Patients and pharmacies are currently in the middle of the 2017 Open Enrollment period for Medicare Part D Prescription Drug Plans. Pharmacies must follow Medicare guidelines if they are helping patients choose a plan in 2017: they cannot guide patients to specific plans that are better for the pharmacy. Pharmacies are limited to providing non-biased facts to the patient. In practice, pharmacies can show the patient all of their options and answer questions about the process. Our pharmacy uses a product called iMedicare to enable us to do this quickly and accurately for our patients. Unfortunately, the same rules do not appear to be applicable to the plans themselves, and this is frustrating to pharmacies

The Scenario: Next year, our pharmacy will move from being a preferred provider with a plan to simply being a provider. The implications are that patients on that plan will pay higher copays when using a non-preferred pharmacy.
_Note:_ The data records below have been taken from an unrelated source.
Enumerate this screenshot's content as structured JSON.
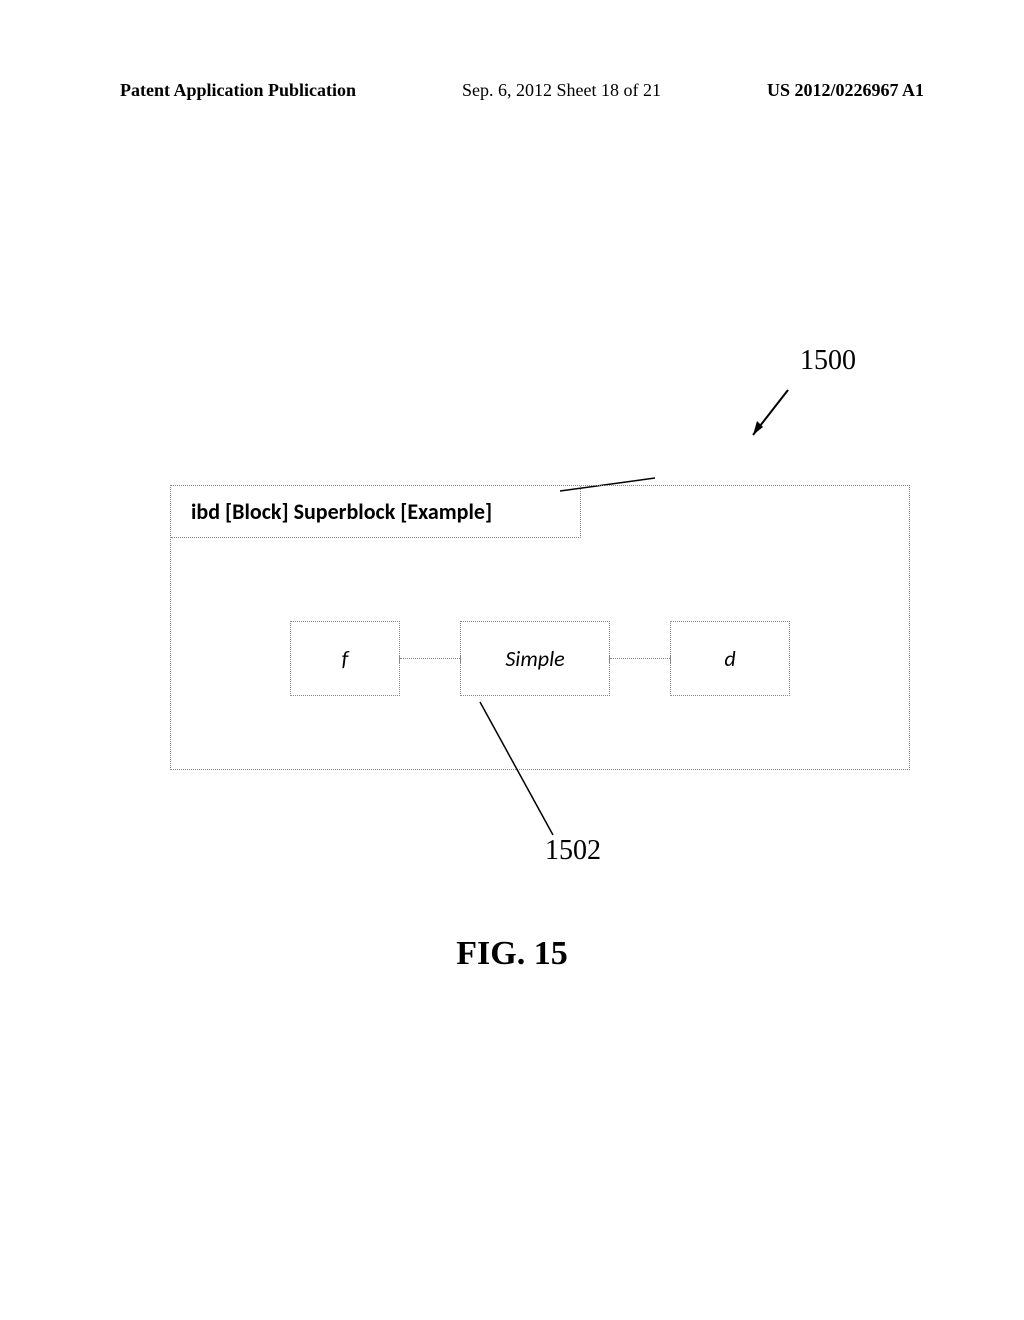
{
  "header": {
    "left": "Patent Application Publication",
    "center": "Sep. 6, 2012  Sheet 18 of 21",
    "right": "US 2012/0226967 A1"
  },
  "refs": {
    "r1500": "1500",
    "r1502": "1502"
  },
  "diagram": {
    "title": "ibd [Block] Superblock [Example]",
    "blocks": {
      "f": "f",
      "simple": "Simple",
      "d": "d"
    }
  },
  "figure_caption": "FIG. 15"
}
The plan is calling patients that use our pharmacy and telling them that we are not going to be a preferred pharmacy next year and (I’m paraphrasing here based on conversations with many patients) they need to switch pharmacies to achieve the maximum savings they are eligible to receive.

Now while this statement is factual, it is also conveniently incomplete and misleading to the patient. It incompletely addresses possible courses of action for the patient, mentioning only on those that benefit the plan. If I did something like this in my pharmacy, I would be investigated by Medicare and likely subject to sanctions or monetary penalties.
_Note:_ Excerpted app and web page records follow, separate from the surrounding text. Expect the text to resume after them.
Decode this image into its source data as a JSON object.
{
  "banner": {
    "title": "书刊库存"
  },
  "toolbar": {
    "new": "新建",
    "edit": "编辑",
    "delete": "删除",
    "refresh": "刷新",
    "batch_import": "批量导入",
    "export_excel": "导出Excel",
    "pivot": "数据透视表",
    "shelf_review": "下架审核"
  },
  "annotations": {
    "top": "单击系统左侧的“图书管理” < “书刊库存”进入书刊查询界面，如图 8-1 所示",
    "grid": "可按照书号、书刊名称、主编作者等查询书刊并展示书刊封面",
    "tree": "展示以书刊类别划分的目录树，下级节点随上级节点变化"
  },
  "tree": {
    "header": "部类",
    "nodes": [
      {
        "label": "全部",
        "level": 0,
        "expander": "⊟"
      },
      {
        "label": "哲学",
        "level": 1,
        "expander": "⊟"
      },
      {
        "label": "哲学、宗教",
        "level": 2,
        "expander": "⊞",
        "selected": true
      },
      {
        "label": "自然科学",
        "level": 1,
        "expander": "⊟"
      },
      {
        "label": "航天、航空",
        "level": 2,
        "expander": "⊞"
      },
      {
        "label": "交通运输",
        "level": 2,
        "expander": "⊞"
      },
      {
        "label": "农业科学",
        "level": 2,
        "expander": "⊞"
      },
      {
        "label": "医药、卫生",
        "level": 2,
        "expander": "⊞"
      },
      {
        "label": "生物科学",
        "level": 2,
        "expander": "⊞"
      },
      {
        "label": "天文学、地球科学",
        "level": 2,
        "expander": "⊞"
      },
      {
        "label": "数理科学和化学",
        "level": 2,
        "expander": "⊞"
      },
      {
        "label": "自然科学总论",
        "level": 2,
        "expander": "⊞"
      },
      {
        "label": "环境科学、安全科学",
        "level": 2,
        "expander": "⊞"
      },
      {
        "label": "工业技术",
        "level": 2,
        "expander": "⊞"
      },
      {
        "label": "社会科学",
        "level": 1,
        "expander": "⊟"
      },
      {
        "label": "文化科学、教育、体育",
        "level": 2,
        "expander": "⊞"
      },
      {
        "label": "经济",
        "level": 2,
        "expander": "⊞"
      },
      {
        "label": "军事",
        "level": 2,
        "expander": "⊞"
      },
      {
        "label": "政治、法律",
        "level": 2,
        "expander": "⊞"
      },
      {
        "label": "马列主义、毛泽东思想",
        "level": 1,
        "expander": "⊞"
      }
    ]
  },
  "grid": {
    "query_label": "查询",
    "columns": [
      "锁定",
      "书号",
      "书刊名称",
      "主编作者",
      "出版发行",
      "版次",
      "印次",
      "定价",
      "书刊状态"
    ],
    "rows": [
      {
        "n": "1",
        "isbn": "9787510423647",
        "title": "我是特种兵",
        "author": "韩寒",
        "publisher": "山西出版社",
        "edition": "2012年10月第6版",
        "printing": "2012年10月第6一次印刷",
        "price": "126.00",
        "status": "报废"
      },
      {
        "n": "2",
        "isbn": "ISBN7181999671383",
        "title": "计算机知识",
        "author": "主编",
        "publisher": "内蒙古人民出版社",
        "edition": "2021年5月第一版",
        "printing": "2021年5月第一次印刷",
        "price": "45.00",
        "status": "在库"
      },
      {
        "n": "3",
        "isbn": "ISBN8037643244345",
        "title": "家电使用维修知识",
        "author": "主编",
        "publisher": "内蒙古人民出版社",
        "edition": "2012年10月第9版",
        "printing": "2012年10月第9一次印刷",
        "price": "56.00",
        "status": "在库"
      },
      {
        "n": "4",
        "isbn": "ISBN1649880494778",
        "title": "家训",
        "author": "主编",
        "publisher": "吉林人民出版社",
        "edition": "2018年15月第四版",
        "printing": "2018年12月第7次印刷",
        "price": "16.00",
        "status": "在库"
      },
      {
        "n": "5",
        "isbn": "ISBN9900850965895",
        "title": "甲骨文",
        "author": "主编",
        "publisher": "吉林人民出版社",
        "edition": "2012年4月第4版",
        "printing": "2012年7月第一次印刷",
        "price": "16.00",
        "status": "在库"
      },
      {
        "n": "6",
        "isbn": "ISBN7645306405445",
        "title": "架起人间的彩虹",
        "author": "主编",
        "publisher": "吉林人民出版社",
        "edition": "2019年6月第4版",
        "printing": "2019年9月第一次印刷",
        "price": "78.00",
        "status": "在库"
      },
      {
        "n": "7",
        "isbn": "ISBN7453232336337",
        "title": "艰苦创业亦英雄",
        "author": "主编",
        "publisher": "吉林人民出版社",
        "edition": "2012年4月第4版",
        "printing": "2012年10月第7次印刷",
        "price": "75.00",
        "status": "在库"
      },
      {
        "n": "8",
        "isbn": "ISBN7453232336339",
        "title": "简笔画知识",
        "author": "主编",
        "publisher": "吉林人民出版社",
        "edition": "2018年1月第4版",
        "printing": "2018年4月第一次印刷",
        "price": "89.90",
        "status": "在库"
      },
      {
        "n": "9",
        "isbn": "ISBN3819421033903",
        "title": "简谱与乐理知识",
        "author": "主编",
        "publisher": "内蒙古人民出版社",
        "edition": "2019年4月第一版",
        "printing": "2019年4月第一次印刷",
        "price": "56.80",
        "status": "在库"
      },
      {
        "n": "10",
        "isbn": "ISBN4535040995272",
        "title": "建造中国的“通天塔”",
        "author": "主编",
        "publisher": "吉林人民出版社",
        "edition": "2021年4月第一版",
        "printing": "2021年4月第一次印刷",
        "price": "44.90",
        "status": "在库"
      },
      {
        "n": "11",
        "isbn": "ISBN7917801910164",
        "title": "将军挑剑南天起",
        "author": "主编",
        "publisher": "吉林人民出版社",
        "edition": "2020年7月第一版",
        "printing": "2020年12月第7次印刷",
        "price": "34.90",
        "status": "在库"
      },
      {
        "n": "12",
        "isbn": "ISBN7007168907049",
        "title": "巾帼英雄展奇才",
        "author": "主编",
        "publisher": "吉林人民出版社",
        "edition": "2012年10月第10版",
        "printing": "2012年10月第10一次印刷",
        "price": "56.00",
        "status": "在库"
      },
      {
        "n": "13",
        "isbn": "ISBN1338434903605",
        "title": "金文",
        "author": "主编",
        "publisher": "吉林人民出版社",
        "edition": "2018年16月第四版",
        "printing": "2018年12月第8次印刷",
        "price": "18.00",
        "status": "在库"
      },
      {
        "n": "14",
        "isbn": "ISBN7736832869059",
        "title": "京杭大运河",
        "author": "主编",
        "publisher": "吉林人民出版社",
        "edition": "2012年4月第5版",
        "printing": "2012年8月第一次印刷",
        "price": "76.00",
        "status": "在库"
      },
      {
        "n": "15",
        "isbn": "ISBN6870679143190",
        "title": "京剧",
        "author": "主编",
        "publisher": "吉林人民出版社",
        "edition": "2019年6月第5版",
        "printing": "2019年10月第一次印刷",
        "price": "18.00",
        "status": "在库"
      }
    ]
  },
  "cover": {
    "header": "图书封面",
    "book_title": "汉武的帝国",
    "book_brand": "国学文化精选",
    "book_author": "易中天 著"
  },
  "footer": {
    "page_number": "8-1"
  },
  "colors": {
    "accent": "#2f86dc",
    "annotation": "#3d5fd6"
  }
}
The problem is simple: the patient has three possible courses of action for the 2017 plan year:

  1. Keep the current plan and pay higher copays at the pharmacy of the patient’s choice
  2. Keep the current plan and switch pharmacies to a preferred pharmacy
  3. Choose a different plan entirely based on cost and pharmacy of choice.

The plan’s phone calls cover only the first two options, and as it turns out it doesn’t address any of the various permutations of these choices. We have done impartial analysis on dozens of our customers that have received these phone calls, and this is what we have found.

Using a non-preferred pharmacy does not necessarily mean the patient will pay more. The plan making the phone calls urging patient to switch pharmacies is not actually looking at the patient’s medications and situation. As it turns out, using a non-preferred pharmacy does not change copays for patients on a Low Income Subsidy (LIS). Additionally, patients taking some very expensive medications that result in the patient reaching the catastrophic coverage phase also end up paying almost exactly the same amount out of pocket at a preferred and non-preferred pharmacy. In short, several of our patients that have received calls could continue to use our pharmacy despite us not being preferred, and not be financially impacted.

Staying with the current plan and switching pharmacies is not always the least expensive option for the patient. One of the first things we do when helping a patient consider plans is to look at all plans without respect to a given pharmacy. This gives us a baseline for the lowest possible cost plan with respect to yearly out-of-pocket expense (this includes the plan premiums plus medication copays). Once we have established a baseline, we can add in the patient’s preference for pharmacies and compare this to the baseline. What we routinely find is that often patients better are off, compared to their current plan, choosing one of several different 2017 plans. What’s more, the patient can often achieve this savings without sacrificing their choice of pharmacy. By not broaching the possibility that the patient’s current plan may not be their lowest cost option in 2017 during its calls, the plan is withholding critical information and misleading the patient. This is fraud, in my opinion. 

There is actually a fourth option available to patient, but it is rarely discussed: Medicare Part D is optional, and the patient can simply not participate. This does invoke a 1% per month penalty on future premiums for each month that the patient does not carry creditable (comparable) coverage for prescriptions drugs, and I always discuss this if a patient is considering opting-out.  Choosing a Medicare Advantage plans is also a possibility, but this further complicates the discussion, and is better discussed with a license insurance agent.

So the take home point is that patients have to be careful about what they are being told by others. In our case, we have identified all of our customers on the plan making these calls, and we are contacting each one to discuss all of their options. We do this completely within the Medicare guidelines, and we have occasionally have to recommend (reluctantly, of course) a plan in which we are non-preferred, possibly leading them to use a different pharmacy. But by working with each patient, we are making each and every encounter count.